Apple CEO Steve Jobs died on Wednesday. He was 56.
Jobs died after a protracted and at times public battle with cancer. He took three medical leaves of absence from his Apple CEO post before permanently handing over the position to Tim Cook, then the chief operating officer.
When he stepped down, Jobs said if there ever came a day when I could no longer meet my duties and expectations as Apple's C.E.O., I would be the first to let you know. Unfortunately, that day has come.
Even after his resignation, he remained involved with the company.
His death comes just one day after Apple unveiled its iPhone 4S in the Let's Talk iPhone Event.
Under Jobs' watch, Apple grew from a stagnant computer maker to a juggernaut in the consumer devices market. In the process, it became the most valuable publicly traded company in the world.
Apple, especially earlier in its history, has been a longtime competitor of Microsoft. It initially lost the personal computers war to Microsoft but then more than made up for it by its success with the iPod, iPhone, and iPad. All three products were developed under Jobs' watch.
On news of his death, Microsoft founder Bill Gates issued the following statement through Facebook:
I'm truly saddened to learn of Steve Jobs' death. Melinda and I extend our sincere condolences to his family and friends, and to everyone Steve has touched through his work.
Steve and I first met nearly 30 years ago, and have been colleagues, competitors and friends over the course of more than half our lives.
The world rarely sees someone who has had the profound impact Steve has had, the effects of which will be felt for many generations to come.

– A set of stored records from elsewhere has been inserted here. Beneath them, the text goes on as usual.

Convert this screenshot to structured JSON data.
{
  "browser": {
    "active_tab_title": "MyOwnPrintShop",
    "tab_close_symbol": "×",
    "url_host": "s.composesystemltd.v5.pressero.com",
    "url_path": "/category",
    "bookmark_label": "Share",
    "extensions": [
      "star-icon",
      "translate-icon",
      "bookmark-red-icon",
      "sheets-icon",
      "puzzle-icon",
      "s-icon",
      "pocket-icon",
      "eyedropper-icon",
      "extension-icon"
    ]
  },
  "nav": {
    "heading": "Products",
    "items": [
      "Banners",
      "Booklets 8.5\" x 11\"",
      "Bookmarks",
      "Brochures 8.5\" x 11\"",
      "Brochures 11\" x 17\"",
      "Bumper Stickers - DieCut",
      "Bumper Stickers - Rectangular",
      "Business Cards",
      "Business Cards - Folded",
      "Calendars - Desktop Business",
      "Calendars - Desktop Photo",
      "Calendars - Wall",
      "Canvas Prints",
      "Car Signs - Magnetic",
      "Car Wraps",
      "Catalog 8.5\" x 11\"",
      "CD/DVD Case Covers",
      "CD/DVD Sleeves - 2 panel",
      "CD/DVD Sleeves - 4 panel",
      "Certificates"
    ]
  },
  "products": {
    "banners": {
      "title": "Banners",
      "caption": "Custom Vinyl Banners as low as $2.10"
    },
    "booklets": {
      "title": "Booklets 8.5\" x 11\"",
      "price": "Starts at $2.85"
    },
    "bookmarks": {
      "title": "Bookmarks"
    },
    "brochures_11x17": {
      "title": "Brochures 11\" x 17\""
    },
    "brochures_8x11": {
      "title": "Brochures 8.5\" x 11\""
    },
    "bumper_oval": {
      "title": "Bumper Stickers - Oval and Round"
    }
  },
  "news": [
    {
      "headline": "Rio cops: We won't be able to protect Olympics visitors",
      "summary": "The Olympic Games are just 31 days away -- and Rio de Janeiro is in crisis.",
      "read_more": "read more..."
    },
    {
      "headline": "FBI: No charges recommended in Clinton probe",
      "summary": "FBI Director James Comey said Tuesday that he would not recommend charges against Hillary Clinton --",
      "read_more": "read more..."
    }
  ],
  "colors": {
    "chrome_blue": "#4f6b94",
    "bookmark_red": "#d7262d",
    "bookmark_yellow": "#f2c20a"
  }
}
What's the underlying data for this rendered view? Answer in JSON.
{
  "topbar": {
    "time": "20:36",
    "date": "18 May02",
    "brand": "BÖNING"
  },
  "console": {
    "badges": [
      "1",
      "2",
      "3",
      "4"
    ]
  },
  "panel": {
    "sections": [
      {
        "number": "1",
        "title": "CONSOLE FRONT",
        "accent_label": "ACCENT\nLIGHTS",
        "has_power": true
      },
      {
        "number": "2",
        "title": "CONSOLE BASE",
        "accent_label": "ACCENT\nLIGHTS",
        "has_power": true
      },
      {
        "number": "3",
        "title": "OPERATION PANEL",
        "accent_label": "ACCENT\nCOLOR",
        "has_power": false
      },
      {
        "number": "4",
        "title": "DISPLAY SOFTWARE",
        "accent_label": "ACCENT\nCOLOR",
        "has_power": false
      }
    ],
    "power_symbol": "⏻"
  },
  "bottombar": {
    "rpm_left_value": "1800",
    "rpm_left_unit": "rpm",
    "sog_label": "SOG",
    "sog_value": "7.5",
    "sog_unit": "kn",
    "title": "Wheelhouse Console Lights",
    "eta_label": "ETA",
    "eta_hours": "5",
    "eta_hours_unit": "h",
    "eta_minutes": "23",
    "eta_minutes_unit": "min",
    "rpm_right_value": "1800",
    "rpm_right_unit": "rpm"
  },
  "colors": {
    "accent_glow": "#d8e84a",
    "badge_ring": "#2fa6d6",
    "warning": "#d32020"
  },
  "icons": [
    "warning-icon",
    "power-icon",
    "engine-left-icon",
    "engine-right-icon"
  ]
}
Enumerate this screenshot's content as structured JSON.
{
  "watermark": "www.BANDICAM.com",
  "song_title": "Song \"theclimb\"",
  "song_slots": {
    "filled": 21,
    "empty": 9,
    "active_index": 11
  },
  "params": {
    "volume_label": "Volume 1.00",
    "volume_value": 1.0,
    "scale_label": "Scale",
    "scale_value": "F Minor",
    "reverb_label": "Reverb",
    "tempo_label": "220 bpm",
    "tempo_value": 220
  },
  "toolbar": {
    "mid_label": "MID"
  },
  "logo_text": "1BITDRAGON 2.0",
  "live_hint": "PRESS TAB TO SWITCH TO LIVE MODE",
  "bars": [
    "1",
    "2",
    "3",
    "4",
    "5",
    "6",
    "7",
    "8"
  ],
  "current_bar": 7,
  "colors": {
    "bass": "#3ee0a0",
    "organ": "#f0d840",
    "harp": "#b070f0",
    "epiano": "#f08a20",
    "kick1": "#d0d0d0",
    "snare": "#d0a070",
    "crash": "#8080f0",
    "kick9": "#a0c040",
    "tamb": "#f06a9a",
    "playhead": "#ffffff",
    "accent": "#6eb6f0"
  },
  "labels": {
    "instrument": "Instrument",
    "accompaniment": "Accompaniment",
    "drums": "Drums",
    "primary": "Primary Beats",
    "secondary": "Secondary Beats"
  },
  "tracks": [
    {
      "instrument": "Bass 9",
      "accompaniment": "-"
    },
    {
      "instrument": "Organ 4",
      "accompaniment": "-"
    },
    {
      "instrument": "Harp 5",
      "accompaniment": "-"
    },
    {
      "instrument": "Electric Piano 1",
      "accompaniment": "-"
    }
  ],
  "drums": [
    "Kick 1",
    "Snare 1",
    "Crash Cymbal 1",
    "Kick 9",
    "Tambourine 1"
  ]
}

For those of us lucky enough to get to work with him, it's been an insanely great honor. I will miss Steve immensely.
Gates, 55, founded Microsoft in 1975, one year before Jobs founded Apple.